Biden's aides point to specific proposals released around the State of the Union, such as an expansive housing plan that would build or preserve two million homes. Sanders is also now developing new health care legislation in tandem with the White House, which would extend to all Americans the $2,000 annual cap on prescription costs that the Inflation Reduction Act provided to seniors on Medicare.


Biden doesn't hesitate to point out where he splits with Sanders when given the chance.

“I like him, but I’m not Bernie Sanders. I’m not a socialist,” Biden said in January 2022. “I’m a mainstream Democrat."

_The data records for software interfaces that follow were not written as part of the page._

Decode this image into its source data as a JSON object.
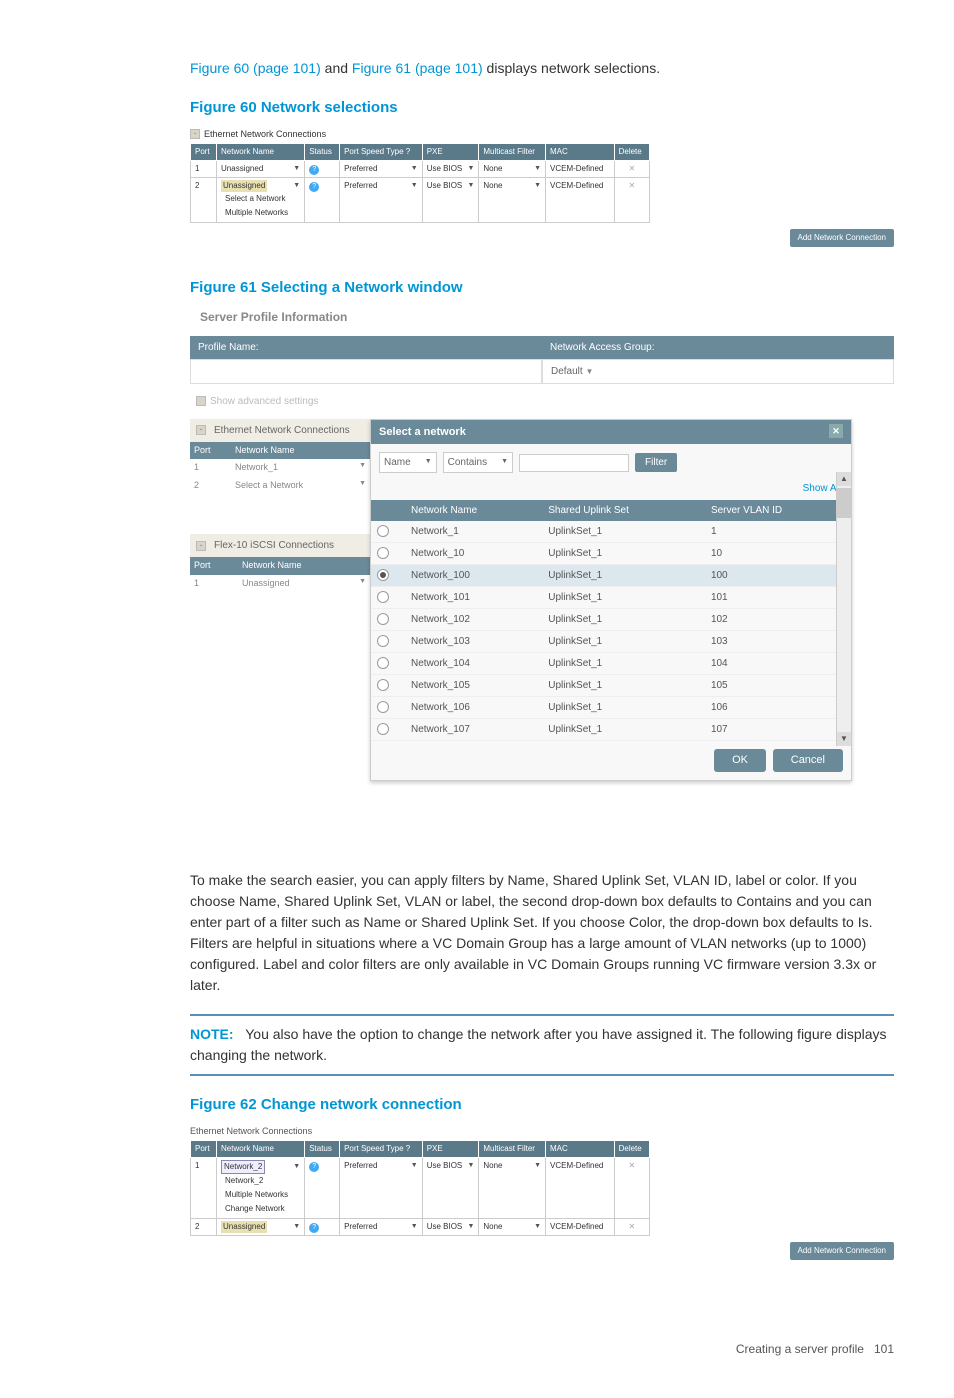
{
  "intro": {
    "link1": "Figure 60 (page 101)",
    "mid": " and ",
    "link2": "Figure 61 (page 101)",
    "tail": " displays network selections."
  },
  "fig60": {
    "caption": "Figure 60 Network selections",
    "panel_title": "Ethernet Network Connections",
    "headers": [
      "Port",
      "Network Name",
      "Status",
      "Port Speed Type  ?",
      "PXE",
      "Multicast Filter",
      "MAC",
      "Delete"
    ],
    "rows": [
      {
        "port": "1",
        "name": "Unassigned",
        "speed": "Preferred",
        "pxe": "Use BIOS",
        "mcast": "None",
        "mac": "VCEM-Defined"
      },
      {
        "port": "2",
        "name": "Unassigned",
        "name_hl": true,
        "speed": "Preferred",
        "pxe": "Use BIOS",
        "mcast": "None",
        "mac": "VCEM-Defined"
      }
    ],
    "sub_items": [
      "Select a Network",
      "Multiple Networks"
    ],
    "button": "Add Network Connection"
  },
  "fig61": {
    "caption": "Figure 61 Selecting a Network window",
    "spi": "Server Profile Information",
    "header_left": "Profile Name:",
    "header_right": "Network Access Group:",
    "nag_value": "Default",
    "chk_label": "Show advanced settings",
    "enc_title": "Ethernet Network Connections",
    "enc_headers": [
      "Port",
      "Network Name"
    ],
    "enc_rows": [
      {
        "port": "1",
        "name": "Network_1"
      },
      {
        "port": "2",
        "name": "Select a Network"
      }
    ],
    "iscsi_title": "Flex-10 iSCSI Connections",
    "iscsi_headers": [
      "Port",
      "Network Name"
    ],
    "iscsi_rows": [
      {
        "port": "1",
        "name": "Unassigned"
      }
    ],
    "panel": {
      "title": "Select a network",
      "filter_field": "Name",
      "filter_op": "Contains",
      "filter_btn": "Filter",
      "show_all": "Show All",
      "cols": [
        "",
        "Network Name",
        "Shared Uplink Set",
        "Server VLAN ID"
      ],
      "rows": [
        {
          "sel": false,
          "name": "Network_1",
          "sus": "UplinkSet_1",
          "vlan": "1"
        },
        {
          "sel": false,
          "name": "Network_10",
          "sus": "UplinkSet_1",
          "vlan": "10"
        },
        {
          "sel": true,
          "name": "Network_100",
          "sus": "UplinkSet_1",
          "vlan": "100"
        },
        {
          "sel": false,
          "name": "Network_101",
          "sus": "UplinkSet_1",
          "vlan": "101"
        },
        {
          "sel": false,
          "name": "Network_102",
          "sus": "UplinkSet_1",
          "vlan": "102"
        },
        {
          "sel": false,
          "name": "Network_103",
          "sus": "UplinkSet_1",
          "vlan": "103"
        },
        {
          "sel": false,
          "name": "Network_104",
          "sus": "UplinkSet_1",
          "vlan": "104"
        },
        {
          "sel": false,
          "name": "Network_105",
          "sus": "UplinkSet_1",
          "vlan": "105"
        },
        {
          "sel": false,
          "name": "Network_106",
          "sus": "UplinkSet_1",
          "vlan": "106"
        },
        {
          "sel": false,
          "name": "Network_107",
          "sus": "UplinkSet_1",
          "vlan": "107"
        }
      ],
      "ok": "OK",
      "cancel": "Cancel"
    }
  },
  "body_para": "To make the search easier, you can apply filters by Name, Shared Uplink Set, VLAN ID, label or color. If you choose Name, Shared Uplink Set, VLAN or label, the second drop-down box defaults to Contains and you can enter part of a filter such as Name or Shared Uplink Set. If you choose Color, the drop-down box defaults to Is. Filters are helpful in situations where a VC Domain Group has a large amount of VLAN networks (up to 1000) configured. Label and color filters are only available in VC Domain Groups running VC firmware version 3.3x or later.",
  "note": {
    "label": "NOTE:",
    "text": "You also have the option to change the network after you have assigned it. The following figure displays changing the network."
  },
  "fig62": {
    "caption": "Figure 62 Change network connection",
    "panel_title": "Ethernet Network Connections",
    "headers": [
      "Port",
      "Network Name",
      "Status",
      "Port Speed Type  ?",
      "PXE",
      "Multicast Filter",
      "MAC",
      "Delete"
    ],
    "rows": [
      {
        "port": "1",
        "name": "Network_2",
        "name_open": true,
        "speed": "Preferred",
        "pxe": "Use BIOS",
        "mcast": "None",
        "mac": "VCEM-Defined"
      },
      {
        "port": "2",
        "name": "Unassigned",
        "name_hl": true,
        "speed": "Preferred",
        "pxe": "Use BIOS",
        "mcast": "None",
        "mac": "VCEM-Defined"
      }
    ],
    "sub_items": [
      "Network_2",
      "Multiple Networks",
      "Change Network"
    ],
    "button": "Add Network Connection"
  },
  "footer": {
    "text": "Creating a server profile",
    "page": "101"
  }
}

Yet top advisers to the president, long a stalwart of the Democratic center-left, and Sanders, the undisputed leader of the party’s progressive wing, say the two men share more traits than their ideological stances would indicate.

For one, they both hold a core belief that government should be a force for good. Their political careers are anchored in small, sparsely populated states that exposed them to the most hyperlocal and grassroots of politics. They have a sense of pragmatism about working within the political system's realities, even if Sanders works to push those boundaries and Biden governs inside of them.

Biden, as vice president, was the rare establishment Democrat who was warm to Sanders during the senator's first presidential bid. He invited Sanders to the vice presidential residence at the Naval Observatory to discuss his campaign and policy ideas in 2015 — a time when tensions between Hillary Clinton’s coalition and the ascendant Sanders wing were increasingly embittered.

“I know he felt that while there was a lot of hostility within the Democratic Party and in the top ranks … he felt warmth and positivity from Joe Biden,” said Faiz Shakir, who served as campaign manager for Sanders’ 2020 campaign and remains a close political adviser.

Even as the 2020 debates were fiercely fought, Biden and Sanders never let the disputes turn personal. Rep. Ro Khanna, D-Calif., another national co-chair for Sanders in 2020, recalled that when some of his aides wanted to forcefully attack Biden in personal terms, the senator would respond, “Absolutely not.”


Now, Sanders is determined to ensure Trump doesn’t win again.

The Biden campaign has made it clear to Sanders’ political team that they want him engaged as much as possible, seeing his longstanding connections with key voting blocs as an asset. Because Sanders campaigned for Biden four years ago, the reelection team also knows well specifically how Sanders would be most helpful for Biden.

It wouldn’t be a surprise, for instance, if Sanders were again dispatched to Michigan, where he stumped for Biden in October 2020, or at union halls to energize working-class voters.

“He knows himself, his team knows him and we know what has worked,” said Carla Frank, the Biden campaign’s director of surrogate operations.

For his part, Sanders is still wrestling with precisely how he can be the most effective as a campaigner this fall and how he can best target the audiences that most need to hear his case for Biden, according to aides.

But “I intend to be aggressive,” Sanders said.

“I see this as an enormously important election that I for one will not sit out,” he added. “I’ll be active.”


Associated Press writer Lisa Rathke in Marshfield, Vermont, contributed to this report.